◆ About this task: Lines that contain the string "분납연계대출" are the ones to list; copy all of them from the records.
─── Exercise inputs
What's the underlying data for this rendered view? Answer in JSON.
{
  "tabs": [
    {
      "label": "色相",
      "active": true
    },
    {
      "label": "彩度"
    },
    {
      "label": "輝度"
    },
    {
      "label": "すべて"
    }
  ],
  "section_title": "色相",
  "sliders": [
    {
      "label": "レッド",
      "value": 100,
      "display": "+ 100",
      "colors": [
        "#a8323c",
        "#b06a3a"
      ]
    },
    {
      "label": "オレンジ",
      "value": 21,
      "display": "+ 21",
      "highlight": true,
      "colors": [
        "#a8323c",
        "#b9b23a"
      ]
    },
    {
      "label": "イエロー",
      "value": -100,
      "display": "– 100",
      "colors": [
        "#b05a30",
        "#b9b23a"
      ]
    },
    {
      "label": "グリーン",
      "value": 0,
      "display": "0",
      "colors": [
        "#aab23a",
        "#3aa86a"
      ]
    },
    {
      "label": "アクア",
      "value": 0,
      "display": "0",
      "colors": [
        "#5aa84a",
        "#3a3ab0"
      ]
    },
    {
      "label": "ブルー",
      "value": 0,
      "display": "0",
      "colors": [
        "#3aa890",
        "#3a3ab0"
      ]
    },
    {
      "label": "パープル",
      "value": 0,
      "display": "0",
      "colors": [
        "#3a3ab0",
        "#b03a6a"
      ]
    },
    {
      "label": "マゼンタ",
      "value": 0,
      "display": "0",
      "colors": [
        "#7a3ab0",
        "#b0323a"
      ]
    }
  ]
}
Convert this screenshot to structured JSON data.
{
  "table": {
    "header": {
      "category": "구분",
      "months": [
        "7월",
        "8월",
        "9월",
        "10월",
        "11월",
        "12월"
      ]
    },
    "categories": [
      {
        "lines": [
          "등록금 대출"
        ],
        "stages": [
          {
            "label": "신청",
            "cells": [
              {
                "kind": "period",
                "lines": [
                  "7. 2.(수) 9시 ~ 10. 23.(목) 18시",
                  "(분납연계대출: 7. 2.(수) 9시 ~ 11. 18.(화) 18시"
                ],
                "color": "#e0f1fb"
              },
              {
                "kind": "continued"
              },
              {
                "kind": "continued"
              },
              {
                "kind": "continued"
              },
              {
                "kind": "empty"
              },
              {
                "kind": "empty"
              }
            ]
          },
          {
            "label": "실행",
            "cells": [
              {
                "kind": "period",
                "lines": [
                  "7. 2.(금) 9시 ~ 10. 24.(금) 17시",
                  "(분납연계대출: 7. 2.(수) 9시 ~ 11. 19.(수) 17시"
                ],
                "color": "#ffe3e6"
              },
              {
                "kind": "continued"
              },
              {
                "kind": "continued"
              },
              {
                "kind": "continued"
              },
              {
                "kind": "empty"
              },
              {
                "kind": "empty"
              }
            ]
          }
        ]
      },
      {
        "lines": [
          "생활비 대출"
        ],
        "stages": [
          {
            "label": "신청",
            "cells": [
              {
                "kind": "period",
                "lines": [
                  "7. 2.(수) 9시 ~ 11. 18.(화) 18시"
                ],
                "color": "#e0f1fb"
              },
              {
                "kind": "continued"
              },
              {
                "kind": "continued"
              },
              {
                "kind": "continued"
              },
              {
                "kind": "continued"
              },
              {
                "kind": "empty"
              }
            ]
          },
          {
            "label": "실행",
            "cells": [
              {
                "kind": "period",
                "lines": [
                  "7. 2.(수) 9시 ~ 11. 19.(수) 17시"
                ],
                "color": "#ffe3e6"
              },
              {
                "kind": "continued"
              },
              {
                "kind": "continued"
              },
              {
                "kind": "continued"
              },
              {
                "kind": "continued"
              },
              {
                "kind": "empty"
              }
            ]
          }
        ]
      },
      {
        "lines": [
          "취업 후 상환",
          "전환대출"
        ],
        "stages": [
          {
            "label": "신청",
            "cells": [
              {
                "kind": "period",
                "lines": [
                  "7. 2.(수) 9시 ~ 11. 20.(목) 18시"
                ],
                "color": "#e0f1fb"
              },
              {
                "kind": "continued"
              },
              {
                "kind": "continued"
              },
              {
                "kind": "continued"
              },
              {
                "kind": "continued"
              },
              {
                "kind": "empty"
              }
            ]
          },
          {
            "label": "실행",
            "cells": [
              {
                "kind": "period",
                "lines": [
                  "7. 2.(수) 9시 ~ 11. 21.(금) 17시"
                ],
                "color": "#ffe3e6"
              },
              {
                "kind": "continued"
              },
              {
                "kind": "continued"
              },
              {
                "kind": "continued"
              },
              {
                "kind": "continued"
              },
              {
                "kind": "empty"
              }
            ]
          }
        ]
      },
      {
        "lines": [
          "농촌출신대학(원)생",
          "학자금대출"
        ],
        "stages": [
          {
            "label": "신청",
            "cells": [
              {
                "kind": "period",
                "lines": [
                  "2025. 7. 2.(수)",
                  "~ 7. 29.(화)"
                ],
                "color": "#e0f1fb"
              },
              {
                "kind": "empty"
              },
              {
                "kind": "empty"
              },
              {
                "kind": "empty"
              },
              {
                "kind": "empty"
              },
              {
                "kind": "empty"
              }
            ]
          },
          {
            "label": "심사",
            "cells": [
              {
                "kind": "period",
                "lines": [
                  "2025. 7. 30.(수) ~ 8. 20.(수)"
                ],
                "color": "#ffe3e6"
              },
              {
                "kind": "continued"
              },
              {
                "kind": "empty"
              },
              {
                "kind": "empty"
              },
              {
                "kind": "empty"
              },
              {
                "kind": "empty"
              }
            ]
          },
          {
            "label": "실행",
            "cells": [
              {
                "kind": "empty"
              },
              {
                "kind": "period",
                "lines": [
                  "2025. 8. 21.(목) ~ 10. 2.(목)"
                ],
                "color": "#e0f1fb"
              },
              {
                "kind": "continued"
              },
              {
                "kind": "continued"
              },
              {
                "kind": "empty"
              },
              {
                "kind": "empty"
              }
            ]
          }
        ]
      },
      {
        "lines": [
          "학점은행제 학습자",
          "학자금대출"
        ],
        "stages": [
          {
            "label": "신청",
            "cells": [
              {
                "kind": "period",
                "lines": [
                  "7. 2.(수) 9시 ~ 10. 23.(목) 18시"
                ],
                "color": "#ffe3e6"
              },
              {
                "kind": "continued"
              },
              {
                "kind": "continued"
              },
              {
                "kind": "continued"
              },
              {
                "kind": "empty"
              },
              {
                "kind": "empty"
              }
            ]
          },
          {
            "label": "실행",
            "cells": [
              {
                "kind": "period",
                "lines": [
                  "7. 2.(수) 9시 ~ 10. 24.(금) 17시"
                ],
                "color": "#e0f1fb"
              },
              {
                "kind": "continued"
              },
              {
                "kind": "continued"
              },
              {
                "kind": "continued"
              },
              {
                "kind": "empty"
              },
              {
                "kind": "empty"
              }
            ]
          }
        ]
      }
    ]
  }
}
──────
◆ Task response:
                  "(분납연계대출: 7. 2.(수) 9시 ~ 11. 18.(화) 18시"
                  "(분납연계대출: 7. 2.(수) 9시 ~ 11. 19.(수) 17시"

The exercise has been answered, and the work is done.